Different wavelengths of light (or different colours) are thought to have health benefits. Many health care practitioners administer coloured light therapy by way of lasers, lamps and LEDs. Over the years, many studies have been carried out to determine the most effective colours for treatments.
Doctors at Massachusetts General Hospital, for example, found that blue light, when beamed onto the bellies of patients, was effective at reducing the amount of Helicobacter pylori bacteria in the patients' stomachs by up to 99 per cent. Blue light has also been effective in the treatment of back pain, rheumatoid arthritis and acne.
In other studies, orange light helped with insomnia and balance problems; green light was effective in combating depression and healing wounds; red light targeted burns and hair loss; and pink light helped suppress aggressive behaviour.
The colour controversy
Despite its use in interior decorating and light-based treatments, colour therapy remains a contentious subject.
Dr Edward Shen, a registered psychologist at Matilda Medical Centre, says that colour therapy falls under the umbrella of "energy therapies" and, as with most other energy therapies, the scientific evidence that lends support to its effects is controversial.
This, he adds, is largely due to the fact that colour therapy operates on what is known as "subtle energy" - energy so low in intensity that it is not easily measurable without the most sensitive, up-to-date technology.

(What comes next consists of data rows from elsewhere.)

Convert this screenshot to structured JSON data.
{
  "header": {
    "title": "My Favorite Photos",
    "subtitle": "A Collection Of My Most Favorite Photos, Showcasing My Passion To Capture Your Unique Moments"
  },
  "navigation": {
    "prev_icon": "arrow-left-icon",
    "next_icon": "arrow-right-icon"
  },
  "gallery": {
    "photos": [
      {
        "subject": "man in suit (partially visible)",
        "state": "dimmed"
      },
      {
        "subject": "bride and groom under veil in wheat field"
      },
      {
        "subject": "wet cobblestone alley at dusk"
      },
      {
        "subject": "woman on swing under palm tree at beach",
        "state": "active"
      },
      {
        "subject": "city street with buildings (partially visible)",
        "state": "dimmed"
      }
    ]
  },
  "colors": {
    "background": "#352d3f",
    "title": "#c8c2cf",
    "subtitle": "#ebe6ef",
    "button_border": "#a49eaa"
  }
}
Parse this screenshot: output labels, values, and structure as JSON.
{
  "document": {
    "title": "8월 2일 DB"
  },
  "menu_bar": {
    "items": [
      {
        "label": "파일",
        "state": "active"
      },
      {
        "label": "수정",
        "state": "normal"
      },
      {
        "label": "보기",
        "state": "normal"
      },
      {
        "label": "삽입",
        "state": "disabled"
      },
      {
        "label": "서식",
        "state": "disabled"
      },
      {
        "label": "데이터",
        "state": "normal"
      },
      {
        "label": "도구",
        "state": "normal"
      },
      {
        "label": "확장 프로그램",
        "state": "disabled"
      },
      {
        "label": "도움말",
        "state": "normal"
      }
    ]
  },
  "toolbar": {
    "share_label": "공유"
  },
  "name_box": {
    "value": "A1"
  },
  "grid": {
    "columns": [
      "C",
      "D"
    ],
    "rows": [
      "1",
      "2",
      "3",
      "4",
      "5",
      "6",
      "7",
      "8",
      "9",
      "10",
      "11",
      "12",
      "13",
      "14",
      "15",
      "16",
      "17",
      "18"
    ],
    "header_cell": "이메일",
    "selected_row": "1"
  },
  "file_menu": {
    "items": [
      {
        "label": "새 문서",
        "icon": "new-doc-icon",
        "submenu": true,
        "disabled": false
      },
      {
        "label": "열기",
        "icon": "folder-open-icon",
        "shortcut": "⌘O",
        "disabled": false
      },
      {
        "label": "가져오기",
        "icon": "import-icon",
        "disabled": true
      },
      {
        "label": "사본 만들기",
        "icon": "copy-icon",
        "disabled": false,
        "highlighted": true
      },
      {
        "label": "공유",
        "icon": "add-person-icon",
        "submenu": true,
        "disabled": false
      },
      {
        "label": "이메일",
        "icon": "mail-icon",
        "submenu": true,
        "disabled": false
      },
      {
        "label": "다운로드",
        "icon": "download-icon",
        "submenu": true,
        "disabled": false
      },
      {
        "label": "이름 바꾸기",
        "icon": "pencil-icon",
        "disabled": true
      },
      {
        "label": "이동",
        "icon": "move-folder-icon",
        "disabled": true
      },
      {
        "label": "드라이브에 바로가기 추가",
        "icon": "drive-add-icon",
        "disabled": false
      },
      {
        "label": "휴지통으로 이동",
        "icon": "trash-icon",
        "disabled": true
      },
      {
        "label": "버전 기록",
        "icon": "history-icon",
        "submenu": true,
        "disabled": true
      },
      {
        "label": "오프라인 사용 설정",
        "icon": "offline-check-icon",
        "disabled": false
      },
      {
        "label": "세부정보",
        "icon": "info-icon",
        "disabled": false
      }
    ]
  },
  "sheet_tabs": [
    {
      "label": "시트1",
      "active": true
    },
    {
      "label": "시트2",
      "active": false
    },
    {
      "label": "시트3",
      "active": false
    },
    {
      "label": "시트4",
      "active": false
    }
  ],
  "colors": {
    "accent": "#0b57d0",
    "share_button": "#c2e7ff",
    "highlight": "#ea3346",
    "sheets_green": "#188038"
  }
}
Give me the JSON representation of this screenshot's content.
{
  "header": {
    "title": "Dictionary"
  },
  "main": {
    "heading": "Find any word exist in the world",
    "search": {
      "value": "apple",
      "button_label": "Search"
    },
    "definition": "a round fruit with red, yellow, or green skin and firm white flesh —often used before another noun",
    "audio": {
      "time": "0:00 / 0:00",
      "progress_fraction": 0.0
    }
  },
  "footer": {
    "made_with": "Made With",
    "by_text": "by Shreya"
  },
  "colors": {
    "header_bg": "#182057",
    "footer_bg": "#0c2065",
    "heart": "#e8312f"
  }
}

As a result, many health care professionals prefer to categorise coloured light therapy as a form of complementary or alternative medicine.
Sylvest says that psychological research mostly supports the short-term effects of colour on human behaviour, but not its long-term effects.
However, William Ludlow, an American architect who in 1921 published a pioneering article called Colour in the Modern Hospital, would argue otherwise.
He stated: "The convalescent needs the therapeutic reaction of the positive colours that nature has spread so lavishly for her children.
"Our eyes were made to find rest and contentment in soft greens, pale blues, an occasional touch of red, but above all, the glorious golden yellow of the sunshine."